On Monday, all was well.  What was supposed to be a happy and exciting day ended terribly.  We were scheduled for a routine 20 week anatomy scan, better known as the big gender reveal ultrasound.  I made some homemade cinnamon roll muffins and joked with my husband that it was a sign -- "sugar and spice and all that's nice" muffins in hot pink and purple muffin cups. The appointment started beautifully.  The ultrasound technician was going through the scan, had scanned baby's heart, and was pretty sure that it was a girl.  She was trying to get baby to uncross her ankles for a better look, when something about the feet caught her attention.  She kept saying that they were just too low, and called in the doctor.  In a nutshell, baby's feet were essentially where my cervix should have been.  The cervix was very short, and the amniotic sac was bulging through.  I was referred immediately for a cervical cerclage, but the doctor was not optimistic that there was enough cervix left to stitch.  In so many words, she essentially implied that our baby was going to die.  People always say how life can change in an instant.  In just ten minutes, what had been an amazingly easy pregnancy had turned into our worst nightmare.  Luckily, the surgeon who performed the cerclage was able to gather enough cervix to put in two stitches, but I was put on bed rest.  Given that I'm only 20 weeks pregnant, this is going to be a long ride.

Tuesday, July 24: 20 weeks +1 day
Today was my birthday, but I didn't feel much like celebrating.  My husband gave me a card telling me what a great wife I was, and he signed it from him and the baby, which made me cry.  I also didn't feel much like having the nice beef kebab dinner that we'd planned.  I spent the day pretty much wrestling with my emotions.  I was happy that our little girl was still cooking, but extremely upset and frustrated.  How was it that our little girl was practically falling out of my body, yet I had no clue?  Where was my mother's intuition?  From my research, I know that an incompetent cervix occurs without symptoms, but that doesn't rally make me feel better.

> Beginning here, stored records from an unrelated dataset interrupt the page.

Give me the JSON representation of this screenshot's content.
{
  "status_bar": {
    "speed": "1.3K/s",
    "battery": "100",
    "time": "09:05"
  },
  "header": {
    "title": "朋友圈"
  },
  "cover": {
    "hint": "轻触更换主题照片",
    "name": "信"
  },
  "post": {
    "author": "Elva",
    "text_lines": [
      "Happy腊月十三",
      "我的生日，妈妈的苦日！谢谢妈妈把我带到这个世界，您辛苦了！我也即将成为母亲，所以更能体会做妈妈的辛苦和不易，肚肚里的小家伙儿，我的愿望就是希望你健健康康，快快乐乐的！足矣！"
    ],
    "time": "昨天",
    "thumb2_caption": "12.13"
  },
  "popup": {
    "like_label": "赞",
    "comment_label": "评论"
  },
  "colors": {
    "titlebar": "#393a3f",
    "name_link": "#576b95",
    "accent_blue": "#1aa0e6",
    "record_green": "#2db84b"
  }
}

I also am wrestling with my career choice.  Not on the employed vs. stay-at-home level.  I'm currently in my 5th year  of a PhD program in epidemiology, where my focus is on preterm birth.  So, in addition to knowing too much, I have too much information at my fingertips.  Way more than Dr. Google will tell you.  So, academically, I know that while births at 20-21 weeks do have a chance at survival, I also know that 24 weeks is really considered the lower edge of viability.  I also know that some places won't even try to apply any medical interventions to a baby born this soon, unless the baby manages for a certain period of time on their own.  But, as her mommy, I can't deal with the statistics of it all right now.

High/Low:  I woke up without any pain, so didn't take the prescribed Percocet.  I also didn't want to take such a heavy duty drug and mask any important pain.  I started having some cramping in the afternoon, so we returned to the hospital to check things out.  Baby girl was fine, as was my cervix. The cramping was due to our inability to find some ancient, uncommon medicine at any of our local pharmacies.  I was told to take Motrin, and sent home.